My Year in Books: 2016

I finished 37 books in 2016. For variety and quality, it was one of my best years for reading: nine “A plusses” this year, more than ever before!

1. Spiritual Lives of the Great Composers, Patrick Kavanaugh (1/12, music, religion)–A+

2. War and Peace, Leo Tolstoy (2/6, literature, Garnett trans.)–A+

3. Pity the Beautiful, Dana Gioia (2/9, poetry)–B

4. The Life-Changing Magic of Tidying Up, Marie Kondo (2/28, self-improvement)–F

5. Buried Alive, Gloria Skurzynski (3/1, young adult)–C

6. Thomas Cole, Earl A. Powell (3/1, art, biography)–B

7. The Consolation of Philosophy, Boethius (3/9, classics, Watts trans.)–C

8. Albert Bierstadt, Tom Robotham (3/12, art, biography)–C

9. Redshirts, John Scalzi, (3/19, science fiction, comedy)–B

10. Rendezvous With Rama, Arthur C. Clarke (3/26, science fiction)–A

11. The Fifth Gospel, Ian Caldwell (4/30, mystery)–A

12. Browsings, Michael Dirda (5/10, memoir, reading)–A+

13. The Lord and His Prayer, N.T. Wright (5/12, religion)–A

14. The Last Good Kiss, James Crumley (5/14, mystery)–B

15. The Anchoress, Robyn Cadwallader (5/19, historical fiction)–C

16. The Prisoner of Zenda, Anthony Hope (5/26, adventure)–B

17. The World’s Strongest Librarian, Josh Hanagarne (5/28, memoir, humor, reading)–A+

18. The Stars My Destination, Alfred Bester (6/13, science fiction)–B

19. We Are Called to Rise, Laura McBride (6/17, literature)–A+

20. Fair Isn’t Always Equal, Rick Wormeli (6/28, education)–D

21. Mockingbird, Walter Tevis (6/30, science fiction)–A+

22. The Libation Bearers, Aeschylus (7/1, Greek drama, Lattimore trans.)–C

23. Never Go Back, Lee Child (7/12, mystery)–B

24. Death in Venice, Thomas Mann (7/15, literature, Lowe-Porter trans.)–C

25. Pushout: The Criminalization of Black Girls in Schools, Monique Morris (7/20, sociology)–F

26. The Taking, Dean Koontz (7/28, horror)–A

27. Fluent in 3 Months, Benny Lewis (8/3, language/self-improvement)–A

28. The Knight of the Swords, Michael Moorcock (8/4, fantasy)–A

29. How to Be Perfect, Daniel Harrell (8/9, scripture study, religion)—B

30. The Eumenides, Aeschylus (8/9, Greek drama, Lattimore trans.)—C

31. Zion: The Long Road to Sanctification, Larry Barkdull (8/17, religion)—B

32. Inferno, Dante (8/26, poetry, classics, Anthony Esolen trans.)—A+

33. Submission, Michel Houellebecq (9/3, fiction, translated from French)—C
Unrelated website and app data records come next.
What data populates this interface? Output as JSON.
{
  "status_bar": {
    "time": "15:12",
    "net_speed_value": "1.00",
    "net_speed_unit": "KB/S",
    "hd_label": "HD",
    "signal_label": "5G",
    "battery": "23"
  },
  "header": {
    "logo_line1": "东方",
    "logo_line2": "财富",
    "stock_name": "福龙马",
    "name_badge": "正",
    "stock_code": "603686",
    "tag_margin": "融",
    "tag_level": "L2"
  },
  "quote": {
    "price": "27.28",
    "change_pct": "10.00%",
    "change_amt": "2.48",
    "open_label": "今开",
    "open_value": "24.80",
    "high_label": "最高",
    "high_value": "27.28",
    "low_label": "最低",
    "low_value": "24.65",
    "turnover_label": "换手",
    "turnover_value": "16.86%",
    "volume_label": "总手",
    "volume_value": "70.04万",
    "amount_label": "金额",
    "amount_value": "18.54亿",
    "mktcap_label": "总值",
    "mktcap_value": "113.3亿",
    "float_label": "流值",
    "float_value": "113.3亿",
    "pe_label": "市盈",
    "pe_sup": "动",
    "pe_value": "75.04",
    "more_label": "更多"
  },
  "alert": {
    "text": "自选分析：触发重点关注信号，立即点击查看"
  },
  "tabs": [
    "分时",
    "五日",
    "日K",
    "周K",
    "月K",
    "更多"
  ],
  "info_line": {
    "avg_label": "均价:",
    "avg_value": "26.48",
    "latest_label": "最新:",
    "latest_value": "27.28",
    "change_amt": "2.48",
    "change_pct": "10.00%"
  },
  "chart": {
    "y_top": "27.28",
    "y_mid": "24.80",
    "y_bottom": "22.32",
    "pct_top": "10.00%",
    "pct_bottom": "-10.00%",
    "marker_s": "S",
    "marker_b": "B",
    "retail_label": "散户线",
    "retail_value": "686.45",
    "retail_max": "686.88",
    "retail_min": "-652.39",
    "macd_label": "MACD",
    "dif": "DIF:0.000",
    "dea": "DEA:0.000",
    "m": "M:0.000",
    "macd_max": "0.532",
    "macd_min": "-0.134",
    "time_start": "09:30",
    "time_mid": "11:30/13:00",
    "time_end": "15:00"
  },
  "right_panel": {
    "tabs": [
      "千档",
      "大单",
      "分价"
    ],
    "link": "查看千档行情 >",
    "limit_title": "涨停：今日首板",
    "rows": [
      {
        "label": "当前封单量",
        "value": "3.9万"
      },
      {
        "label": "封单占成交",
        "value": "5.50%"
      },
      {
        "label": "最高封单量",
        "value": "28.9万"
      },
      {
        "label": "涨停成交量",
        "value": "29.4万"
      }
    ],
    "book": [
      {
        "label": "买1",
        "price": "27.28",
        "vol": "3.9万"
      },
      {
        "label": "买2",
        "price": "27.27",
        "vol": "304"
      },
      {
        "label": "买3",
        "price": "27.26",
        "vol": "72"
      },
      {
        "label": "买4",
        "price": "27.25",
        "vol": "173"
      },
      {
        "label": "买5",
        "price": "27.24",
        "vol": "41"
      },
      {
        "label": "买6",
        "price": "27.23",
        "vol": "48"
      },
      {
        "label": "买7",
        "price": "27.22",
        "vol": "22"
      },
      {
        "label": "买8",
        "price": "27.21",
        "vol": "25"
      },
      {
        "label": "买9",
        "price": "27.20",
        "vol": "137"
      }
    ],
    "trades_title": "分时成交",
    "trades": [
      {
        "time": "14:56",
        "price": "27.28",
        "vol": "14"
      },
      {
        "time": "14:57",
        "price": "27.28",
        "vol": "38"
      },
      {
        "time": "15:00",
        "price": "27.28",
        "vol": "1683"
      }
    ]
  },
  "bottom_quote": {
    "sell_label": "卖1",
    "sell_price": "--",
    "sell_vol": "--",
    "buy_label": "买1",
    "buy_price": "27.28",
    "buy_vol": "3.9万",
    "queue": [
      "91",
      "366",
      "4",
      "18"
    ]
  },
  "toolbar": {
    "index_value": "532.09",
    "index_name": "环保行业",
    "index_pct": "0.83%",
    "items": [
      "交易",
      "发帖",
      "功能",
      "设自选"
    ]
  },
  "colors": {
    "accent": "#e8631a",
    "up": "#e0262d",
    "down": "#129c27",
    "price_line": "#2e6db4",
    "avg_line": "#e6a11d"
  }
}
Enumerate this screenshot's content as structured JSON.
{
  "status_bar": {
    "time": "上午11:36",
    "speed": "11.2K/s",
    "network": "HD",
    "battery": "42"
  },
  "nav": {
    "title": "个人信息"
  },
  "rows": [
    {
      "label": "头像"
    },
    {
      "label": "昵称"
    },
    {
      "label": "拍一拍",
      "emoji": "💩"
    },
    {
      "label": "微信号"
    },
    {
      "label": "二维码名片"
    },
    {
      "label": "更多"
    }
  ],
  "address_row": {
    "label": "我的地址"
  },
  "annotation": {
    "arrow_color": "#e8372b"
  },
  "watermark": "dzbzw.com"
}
34. The Aeneid, Virgil (10/28, classics, Robert Fagles trans.)—A+

35.  A Winter Haunting, Dan Simmons (11/1, suspense)—B

36. To the Rescue: The Biography of Thomas S. Monson, Heidi Swinton (11/13, religion, biography)—A+

37. Anna Karenina, Leo Tolstoy (12/29, literature, Maude trans.)—A